Otto jogged up to the ball and fired a hard shot high and to the left. Gallagher, just 5-foot-9, leaped into the air and swatted it away with her mitt.
“I just guessed right,” Gallagher said. “I was in the right spot at the right time. It was a well-hit shot, but luckily I was there.”
When the game drifted into extra time, the Tar Heels used their speed and depth to gain an advantage. North Carolina used seven substitutes in the match in an effort to keep their top players fresh.
“I really felt that, as the game wore on, we got better and better and more determined,” Dorrance said. “The more the game wore on, the more in control of the game we were.”

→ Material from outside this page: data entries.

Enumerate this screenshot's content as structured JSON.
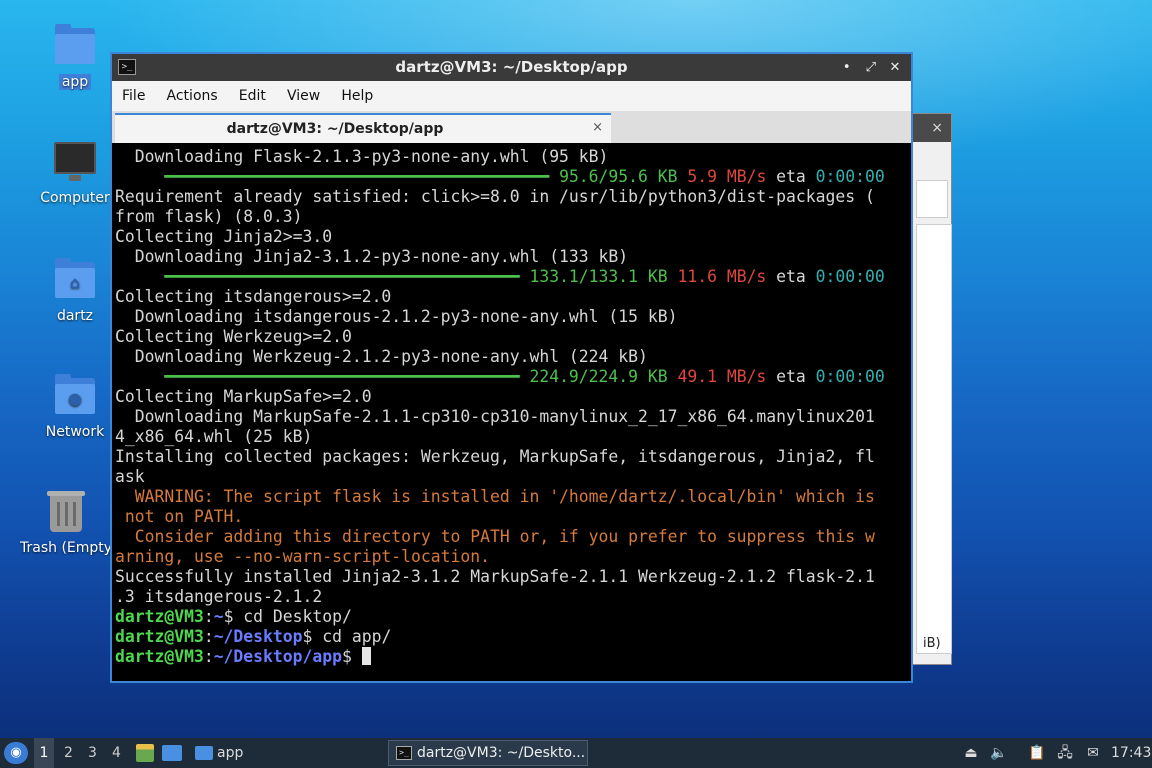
{
  "desktop": {
    "icons": [
      {
        "label": "app"
      },
      {
        "label": "Computer"
      },
      {
        "label": "dartz"
      },
      {
        "label": "Network"
      },
      {
        "label": "Trash (Empty)"
      }
    ]
  },
  "background_window": {
    "close_symbol": "×",
    "visible_text": "iB)"
  },
  "terminal": {
    "title": "dartz@VM3: ~/Desktop/app",
    "controls": {
      "minimize": "•",
      "maximize": "⤢",
      "close": "✕"
    },
    "menu": [
      "File",
      "Actions",
      "Edit",
      "View",
      "Help"
    ],
    "tab": {
      "label": "dartz@VM3: ~/Desktop/app",
      "close": "×"
    },
    "output": {
      "l1": "  Downloading Flask-2.1.3-py3-none-any.whl (95 kB)",
      "l2_bar": "     ━━━━━━━━━━━━━━━━━━━━━━━━━━━━━━━━━━━━━━━",
      "l2_size": " 95.6/95.6 KB",
      "l2_speed": " 5.9 MB/s",
      "l2_eta": " eta",
      "l2_time": " 0:00:00",
      "l3": "Requirement already satisfied: click>=8.0 in /usr/lib/python3/dist-packages (",
      "l4": "from flask) (8.0.3)",
      "l5": "Collecting Jinja2>=3.0",
      "l6": "  Downloading Jinja2-3.1.2-py3-none-any.whl (133 kB)",
      "l7_bar": "     ━━━━━━━━━━━━━━━━━━━━━━━━━━━━━━━━━━━━",
      "l7_size": " 133.1/133.1 KB",
      "l7_speed": " 11.6 MB/s",
      "l7_eta": " eta",
      "l7_time": " 0:00:00",
      "l8": "Collecting itsdangerous>=2.0",
      "l9": "  Downloading itsdangerous-2.1.2-py3-none-any.whl (15 kB)",
      "l10": "Collecting Werkzeug>=2.0",
      "l11": "  Downloading Werkzeug-2.1.2-py3-none-any.whl (224 kB)",
      "l12_bar": "     ━━━━━━━━━━━━━━━━━━━━━━━━━━━━━━━━━━━━",
      "l12_size": " 224.9/224.9 KB",
      "l12_speed": " 49.1 MB/s",
      "l12_eta": " eta",
      "l12_time": " 0:00:00",
      "l13": "Collecting MarkupSafe>=2.0",
      "l14": "  Downloading MarkupSafe-2.1.1-cp310-cp310-manylinux_2_17_x86_64.manylinux201",
      "l15": "4_x86_64.whl (25 kB)",
      "l16": "Installing collected packages: Werkzeug, MarkupSafe, itsdangerous, Jinja2, fl",
      "l17": "ask",
      "l18": "  WARNING: The script flask is installed in '/home/dartz/.local/bin' which is",
      "l19": " not on PATH.",
      "l20": "  Consider adding this directory to PATH or, if you prefer to suppress this w",
      "l21": "arning, use --no-warn-script-location.",
      "l22": "Successfully installed Jinja2-3.1.2 MarkupSafe-2.1.1 Werkzeug-2.1.2 flask-2.1",
      "l23": ".3 itsdangerous-2.1.2",
      "p1_user": "dartz@VM3",
      "p1_colon": ":",
      "p1_path": "~",
      "p1_cmd": "$ cd Desktop/",
      "p2_user": "dartz@VM3",
      "p2_colon": ":",
      "p2_path": "~/Desktop",
      "p2_cmd": "$ cd app/",
      "p3_user": "dartz@VM3",
      "p3_colon": ":",
      "p3_path": "~/Desktop/app",
      "p3_cmd": "$ "
    }
  },
  "taskbar": {
    "workspaces": [
      "1",
      "2",
      "3",
      "4"
    ],
    "folder_button": "app",
    "active_window": "dartz@VM3: ~/Deskto...",
    "clock": "17:43"
  }
}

On Georgetown’s last attempt at a goal, it threw most players forward. So when Fox left North Carolina’s penalty area with the ball at her feet, the Hoyas were outnumbered trying to race back to defend.
“We committed numbers in because we wanted to try a win the game, and then they cleared it and it went the other way,” Nolan said.
— NCAA Soccer (@NCAASoccer) December 1, 2018
It was the first loss of the year for Georgetown, the 2018 Big East Champions.
Not only will the Tar Heels have the opportunity to make the 23rd addition to their trophy case on Sunday, but they’ll have a chance to extract a bit of revenge. North Carolina fell in the ACC title game to Florida State just weeks ago on the same field at WakeMed Soccer Park.
Said Otto: “We want to show that we’ve grown.”